In what some media outlets are calling a "tiff," an uncertain number of workers in China reportedly threatened this week to jump to their deaths following a labour dispute with Foxconn.
Foxconn Technology Group is the company that Microsoft and Apple tap to manufacture the Xbox 360 and iPad - proof, I suppose, that money is no fanboy. If you ever noticed the "Made in China" stamp on your 360, it refers to a factory in Wuhan where Foxconn employees used to manufacture the console. Foxconn allegedly told its workers that the Microsoft contract would be moved to another location, and that's where the story gets muddy. Foxconn workers allege that they were initially offered a choice between severance and being "transferred," but then backed out of the severance option:
The workers climbed to the top of the six-storey dormitory on Jan. 3 and threatened to jump before Wuhan city officials persuaded them to desist and return to work, according to the workers and accounts online. The workers gave varying estimates of the numbers involved in the strike, from 80 to 200, and photos posted online showed dozens of people crowding the roof of the boxy concrete building.
Note that the report suggests these people live in a "dormitory," and were persuaded to not kill themselves but to "return to work" instead.
Read on, after the jump.
Meanwhile, Foxconn reportedly denies that it offered its employees severance, and that "only some" were offered transfers (there is no indication what, if anything, the other employees were offered); and while unnamed current employees of Foxconn stated that some of the strikers threatened to kill themselves, one employee who recently left the plant (which is reportedly run with "military-like discipline"), Wang Jungang, argues that "none of them were going to jump" but that the company and government officials were anxious about the "consequences" should one of them jump.
This is not the first time suicide has been an issue at Foxconn plants, which also produce products for Sony, Nintendo, Dell, and HP. In 2010, an over a dozen Foxconn employees attempted suicide by jumping, resulting in an estimated fourteen deaths.
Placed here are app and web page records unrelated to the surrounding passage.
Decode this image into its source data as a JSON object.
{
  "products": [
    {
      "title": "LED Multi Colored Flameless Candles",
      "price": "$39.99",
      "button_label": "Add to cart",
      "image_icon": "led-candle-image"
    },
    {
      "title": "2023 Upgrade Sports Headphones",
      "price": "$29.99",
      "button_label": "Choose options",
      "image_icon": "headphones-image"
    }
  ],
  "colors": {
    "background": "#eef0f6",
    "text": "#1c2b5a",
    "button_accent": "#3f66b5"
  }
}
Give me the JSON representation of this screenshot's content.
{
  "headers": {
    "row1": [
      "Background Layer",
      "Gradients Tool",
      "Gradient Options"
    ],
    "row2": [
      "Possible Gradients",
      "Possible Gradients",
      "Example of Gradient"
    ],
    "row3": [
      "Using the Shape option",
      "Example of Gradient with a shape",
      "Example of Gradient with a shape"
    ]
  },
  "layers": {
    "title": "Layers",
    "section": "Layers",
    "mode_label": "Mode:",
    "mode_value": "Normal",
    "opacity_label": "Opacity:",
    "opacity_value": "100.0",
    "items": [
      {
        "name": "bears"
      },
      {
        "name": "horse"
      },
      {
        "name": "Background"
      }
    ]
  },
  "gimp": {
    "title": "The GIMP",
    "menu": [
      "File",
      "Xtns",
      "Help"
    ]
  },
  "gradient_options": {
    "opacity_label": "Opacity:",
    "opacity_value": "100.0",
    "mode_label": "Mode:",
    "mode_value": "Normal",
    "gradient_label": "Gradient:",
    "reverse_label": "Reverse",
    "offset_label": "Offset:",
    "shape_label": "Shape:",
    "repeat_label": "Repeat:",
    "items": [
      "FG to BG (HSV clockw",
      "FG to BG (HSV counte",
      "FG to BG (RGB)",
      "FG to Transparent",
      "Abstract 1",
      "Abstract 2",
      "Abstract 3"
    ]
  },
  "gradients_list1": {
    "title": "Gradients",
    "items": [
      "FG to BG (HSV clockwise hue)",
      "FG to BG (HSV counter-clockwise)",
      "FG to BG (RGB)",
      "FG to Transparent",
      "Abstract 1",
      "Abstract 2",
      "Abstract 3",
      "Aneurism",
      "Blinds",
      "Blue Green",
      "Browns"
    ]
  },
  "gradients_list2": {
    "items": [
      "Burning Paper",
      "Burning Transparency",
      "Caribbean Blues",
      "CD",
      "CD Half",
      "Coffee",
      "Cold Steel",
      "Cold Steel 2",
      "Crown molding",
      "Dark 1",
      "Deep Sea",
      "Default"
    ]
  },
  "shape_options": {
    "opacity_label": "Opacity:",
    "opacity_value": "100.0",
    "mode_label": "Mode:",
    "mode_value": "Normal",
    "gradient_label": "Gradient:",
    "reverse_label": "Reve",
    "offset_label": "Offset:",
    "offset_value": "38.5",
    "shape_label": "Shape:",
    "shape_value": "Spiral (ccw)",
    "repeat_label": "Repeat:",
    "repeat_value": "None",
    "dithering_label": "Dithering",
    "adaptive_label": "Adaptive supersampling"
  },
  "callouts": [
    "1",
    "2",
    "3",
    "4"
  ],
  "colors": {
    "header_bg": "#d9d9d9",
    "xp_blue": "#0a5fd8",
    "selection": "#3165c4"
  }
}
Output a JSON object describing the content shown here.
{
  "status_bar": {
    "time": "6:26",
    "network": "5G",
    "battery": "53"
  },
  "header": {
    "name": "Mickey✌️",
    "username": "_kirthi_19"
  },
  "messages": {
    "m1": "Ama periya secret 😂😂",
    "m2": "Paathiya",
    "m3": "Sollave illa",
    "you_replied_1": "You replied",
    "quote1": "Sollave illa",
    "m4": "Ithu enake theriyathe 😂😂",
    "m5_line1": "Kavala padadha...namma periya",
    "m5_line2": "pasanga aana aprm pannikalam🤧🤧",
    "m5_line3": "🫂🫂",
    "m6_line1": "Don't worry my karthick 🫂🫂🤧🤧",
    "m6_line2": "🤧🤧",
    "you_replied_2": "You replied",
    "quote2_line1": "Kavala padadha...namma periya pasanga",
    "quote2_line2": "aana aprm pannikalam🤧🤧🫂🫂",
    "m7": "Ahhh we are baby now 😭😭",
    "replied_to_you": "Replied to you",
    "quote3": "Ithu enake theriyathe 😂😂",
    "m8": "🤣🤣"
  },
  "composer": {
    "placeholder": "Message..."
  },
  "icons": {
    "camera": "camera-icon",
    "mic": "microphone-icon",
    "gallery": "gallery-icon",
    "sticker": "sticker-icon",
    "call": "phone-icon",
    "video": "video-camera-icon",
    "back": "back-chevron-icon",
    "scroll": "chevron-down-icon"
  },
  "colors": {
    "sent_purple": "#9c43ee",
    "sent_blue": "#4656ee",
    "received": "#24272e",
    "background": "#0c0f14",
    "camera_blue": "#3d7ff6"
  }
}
As with the current incident, exact numbers are difficult to pin down.
For it's part, Apple is stepping up its scrutiny of its suppliers, following the Foxconn controversies:
In the course of the 229 audits, Apple said it discovered several violations, including instances of underage labor at five facilities. Apple said it required the suppliers to support the young workers to return to school and to improve their management systems to add age-verification procedures. Apple also said it found instances of involuntary labor and stopped working with one of suppliers involved.
"Involuntary labour" is, like the term "unfree labour", a nice way of describing forms of labour from conscription, to serfdom, to slavery, so it is difficult to ascertain exactly the sort of labour violation that is being described in that report. Regardless, it's good to know that Apple is doing something to prevent involuntary labour from being a link in the chain that manufactures its products.
In response, Apple will now compel its suppliers - including Foxconn - to hold to the standards of the Fair Labor Association, which are themselves approved by the UN's International Labour Organization, which include audits of working conditions and third-party complaint systems. Of course, one wonders why every multinational tech giant hasn't always automatically demanded such standards of its suppliers and contractors.
According to Apple Insider, Foxconn has settled its current labour dispute. The site also offers a slightly different version of the dispute than is reported elsewhere, indicating that employees were upset over "dismal" working conditions and pay, and that:
An employee at the facility, speaking on condition of anonymity, said that over 100 of the 32,000 workers at the Wuhan campus had taken to the rooftop of a three-story campus building in a protest that lasted eight hours. Some of the disgruntled employees reportedly threatened to jump from the roof if the company failed to meet their demands.
The unnamed worker said that Foxconn promised a $450 per month salary including overtime pay as part of a deal for workers who were forced to relocate from the company's main factory in Shenzhen to Wuhan, but employees have received only two-thirds that amount and need to endure poor working conditions.
Of course, we'll have more as it arises.
[image via: Apple Insider]